Product intervention orders in credit: A joint submission
Consumer Action Law Centre (Consumer Action), Financial Rights Legal Centre (Financial Rights), the Indigenous Consumer Assistance Network Ltd (ICAN), the Victorian Aboriginal Legal Service and WEstjustice strongly support the interventions proposed in CP 355. Since at least 2018, our organisations have assisted many consumers that have suffered significant detriment caused by credit arrangements using the two multi-contract models described in CP 355. We have provided evidence of that detriment to ASIC over this period – in particular, we provided detailed responses to prior ASIC consultations papers CP 316 and CP 330.
We continued to see both models described in CP 355 used to issue many loans in 2021.1 There remains significant demand for assistance from both financial counsellors and community lawyers to deal with these types of loans ‘arranged’ by Cigno Pty Ltd (Cigno). The detriment they cause is the same as that identified in prior consultations.
Both proposed product intervention orders (the Draft PIOs) must be made to have any hope of stopping the harm caused by these models. The models have been used interchangeably by Cigno, Cigno Australia Pty Ltd (Cigno Australia) and their related lending companies. Loan arrangements involving Cigno are all generally accessed by customers in the exact same manner and operate identically to one another in practical terms, such that customers are generally unaware of any difference between the lending models.
We urge ASIC to proceed to make the Draft PIOs as quickly as possible. That said, ASIC should also pay close attention to ensuring that the exclusions to the Draft PIO at Attachment 2 of CP 355 (particularly for buy now, pay later) do not unnecessarily provide an obvious format for another similarly harmful, avoidant loan arrangement.
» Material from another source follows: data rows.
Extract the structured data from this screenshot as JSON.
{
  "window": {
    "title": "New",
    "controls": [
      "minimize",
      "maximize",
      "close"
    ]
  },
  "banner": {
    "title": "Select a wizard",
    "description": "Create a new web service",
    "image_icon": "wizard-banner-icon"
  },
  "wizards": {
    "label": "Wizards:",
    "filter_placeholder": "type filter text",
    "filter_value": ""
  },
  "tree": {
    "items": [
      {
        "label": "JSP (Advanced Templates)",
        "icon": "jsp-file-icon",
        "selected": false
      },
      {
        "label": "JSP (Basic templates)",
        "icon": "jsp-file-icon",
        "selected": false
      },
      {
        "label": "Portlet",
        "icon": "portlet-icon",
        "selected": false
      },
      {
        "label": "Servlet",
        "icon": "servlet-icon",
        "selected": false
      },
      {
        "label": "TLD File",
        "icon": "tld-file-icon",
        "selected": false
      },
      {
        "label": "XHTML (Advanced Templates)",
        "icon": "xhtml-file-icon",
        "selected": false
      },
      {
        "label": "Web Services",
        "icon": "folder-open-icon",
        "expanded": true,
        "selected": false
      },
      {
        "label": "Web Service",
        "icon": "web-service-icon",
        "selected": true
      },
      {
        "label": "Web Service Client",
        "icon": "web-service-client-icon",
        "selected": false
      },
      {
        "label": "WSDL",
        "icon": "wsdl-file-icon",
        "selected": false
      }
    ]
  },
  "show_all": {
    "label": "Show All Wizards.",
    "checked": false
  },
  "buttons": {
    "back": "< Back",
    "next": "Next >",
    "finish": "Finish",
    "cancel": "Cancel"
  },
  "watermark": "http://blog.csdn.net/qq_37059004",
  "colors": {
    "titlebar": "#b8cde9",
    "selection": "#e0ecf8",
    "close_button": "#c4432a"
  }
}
We reiterate similar concerns we have previously raised in response to the Addendum to CP 330 in this regard.
Read our full submission (PDF).210121_ASIC_cp355 joint sub_FINAL